Stinkhorns: the Devil's fungus

Written by David Green.

By DAVID GREEN 

Rosie Hoadley knew something strange was happening in her back yard last week, but she sure didn’t know what it was.

It turns out it was the attack of the stinkhorns.

fungus-1 The stinkhorn fungus is unique in many ways. First off, of course, is the color. Although there’s a variety of stinkhorns found all over the world, the species showing up here, the elegant stinkhorn (Mutinus elegans), is a striking orange finger shooting up from the ground. Wayne and Rosie Hoadley had more than half a dozen growing behind their house recently, and other area residents have also discovered the odd visitor.

Next on the stinkhorn’s list of characteristics is its odor. Maybe it should be listed first, because stinkhorns—also known as the devil’s dipstick—are often smelled before they’re seen. There’s no question about how the stinkhorn got its name.
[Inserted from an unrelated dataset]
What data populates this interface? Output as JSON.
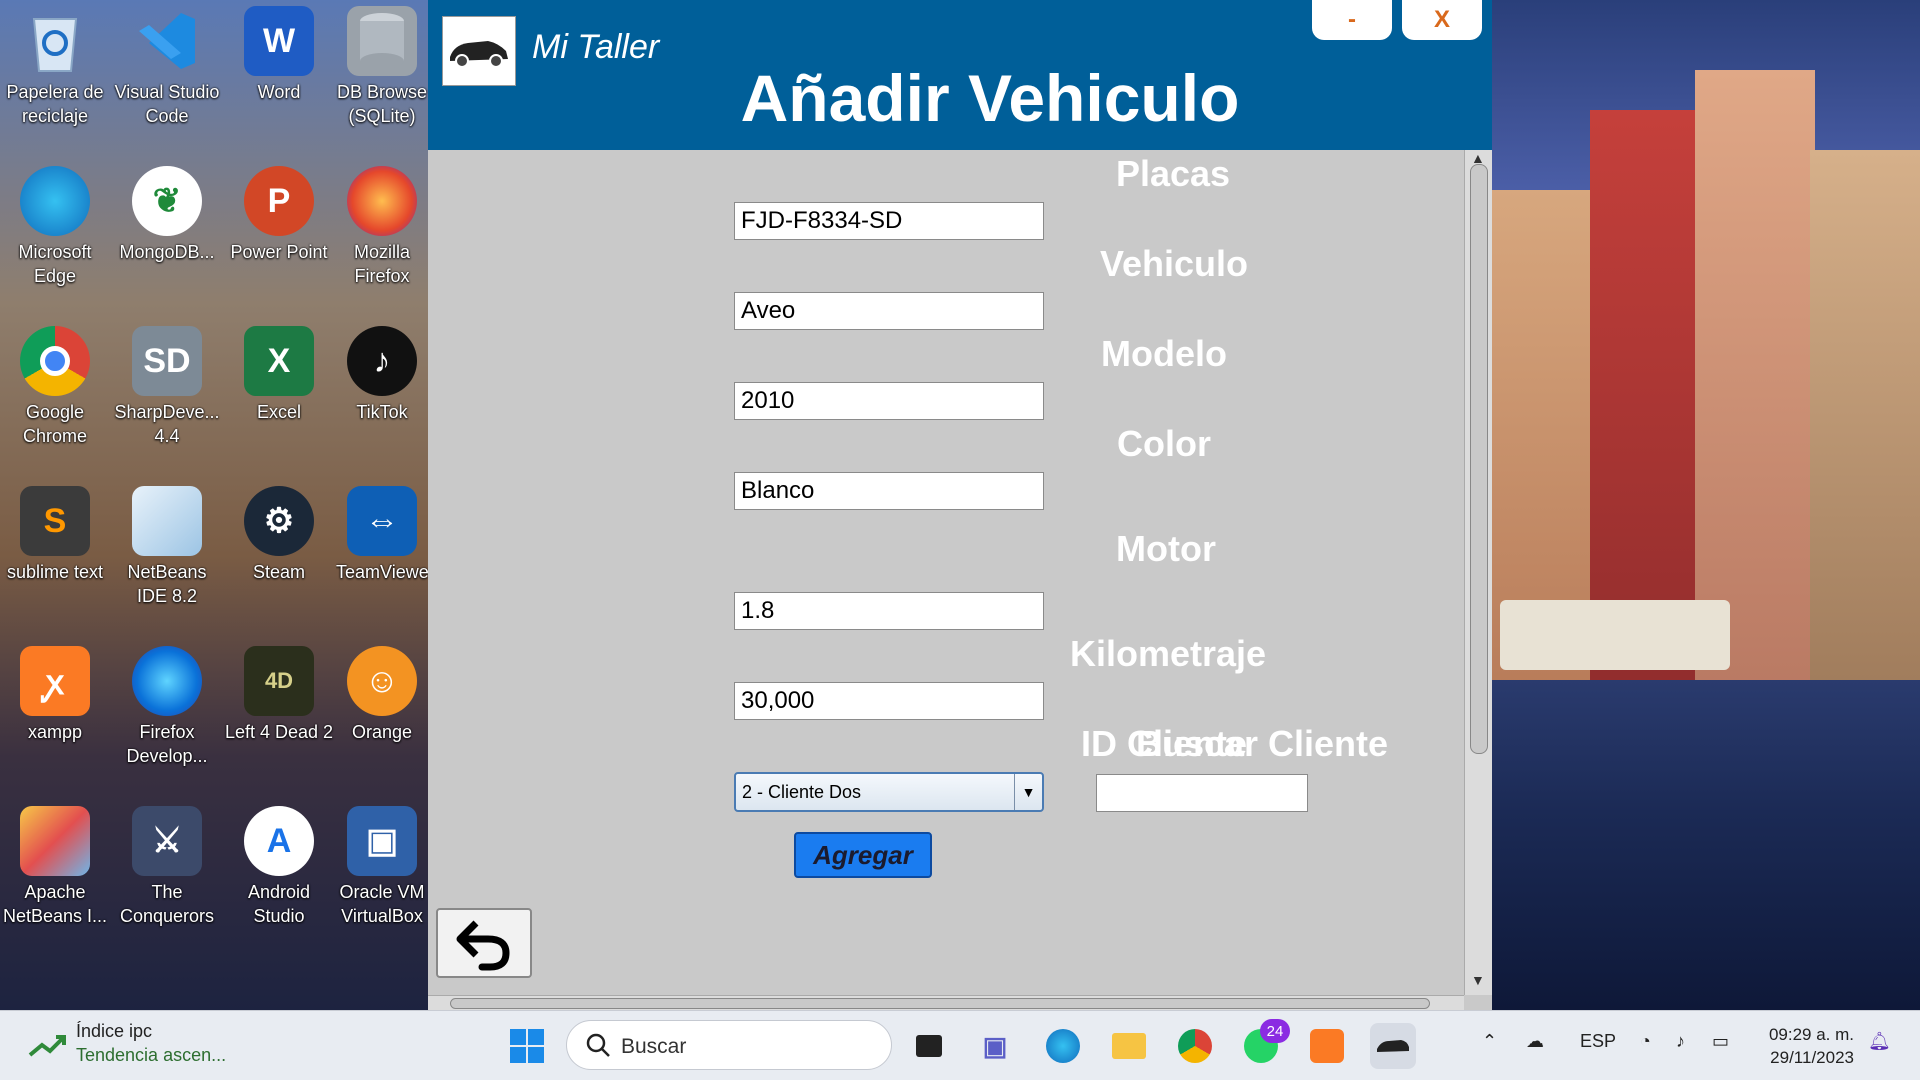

The smell isn’t easy to describe, but think about rotting flesh and you’re getting close to stinkhorn.

Not every living creature considers the stinkhorn to be a foul finger of putrescence. Take a close look at one and you’re likely to find flies that seem to find it quite appealing.

A pungent substance oozes from the top of each finger to attract flies and other insects, and they unwittingly spread the spores of the fungus.

Stinkhorns are also unique in their growth pattern. They open from a white globe that’s mostly under the earth’s surface. The small globe—about the size of a golf ball—is sometimes called a witch’s egg.

Within two or three hours, the orange finger goes from nothing to a height of up to six inches, due to the rapid take-up of water. The cells of the mushroom are extra large, allowing for rapid division. The center of the finger is hollow.

The stinkhorn finger is a short-lived phenomena. Before the day is done, it wilts and collapses—and really stinks.

The “eggs” are attached to the ground by white strings called mycelia. This is actually the main body of the fungus. The orange stalk is more like the “flower.”

Stinkhorn “eggs” are said to be a delicacy in some parts of the world. According to some sources, the orange finger can also be eaten, but the question remains: Why would anyone want to?

   - Aug. 20, 2003

  • Cecil
    THE MAYOR—Cecil Schoonover poses with a collection of garden gnomes that mysteriously arrive and disappear from his property. Along with the gnomes, someone created the sign stating that he is the Mayor of Gnomesville. He hasn’t yet tracked down the people involved in the prank, but he’s having a good time with the mystery.
  • Front.rest
    TAKE A BREAK—Last Wednesday’s session of Stair District Library’s Summer Reading Program ended with a quiet period in a class presented by yoga instructor Melany Gladieux of Toledo. Children learned a variety of yoga poses in the main room at the library, then finished off the session relaxing. Additional photos are on page 7. Area children are invited to visit the library today when the Michigan Science Center presents a flight program at 11 a.m. and roller coasters at 1 p.m.
  • Front.batter
    THE DERBY—Tyler “Smallpox” Flakne of Minnesota’s Home Run League All-Stars goes for the fence Friday night during the National Wiffle League Association’s home run derby in Morenci. This year the wiffleball national tournament moved from Dublin, Ohio, to Morenci’s Wakefield Park. During the derby, competitors had two minutes to hit as many home runs as possible. The winner this year finished with 21. See page 6 and 7 for additional photos.
  • Front.green Screen
    OUT OF THIS WORLD—Elizabeth McFadden and Elise Christle pose in front of the green screen as VolunTeen Noah Gilson makes them appear as though they are standing on the Moon. More photos from the Stair District Library’s NASA @ My Library program are on page 12.
  • Front.snake
    Lannis Smith of the Leslie Science and Nature Center in Ann Arbor shows off a python last week at Stair District Library's Summer Reading Program.
  • Front.fireworks
    FIREWORKS erupt Saturday night over Morenci’s Wakefield Park during the waning hours of the Town and Country Festival. Additional festival photos are inside.
  • Pipeline Spread
    LINED UP—Lengths of pipe were put in place last week along the route of the Rover natural gas pipeline that will stretch from Defiance, Ohio, to Ontario, Canada. Topsoil was removed before the pipes were laid out. The 42-inch diameter pipeline is scheduled for completion in November.
  • Front.rock Study
    ROCKHOUNDS—From the left, Joseph McCullough, Sean Pagett and Jonathan McCullough peer through hand lenses to study rocks. The project is part of Morenci Elementary School’s summer camp that continues into August.

Weekly newspaper serving SE Michigan and NW Ohio - State Line Observer ©2006-2017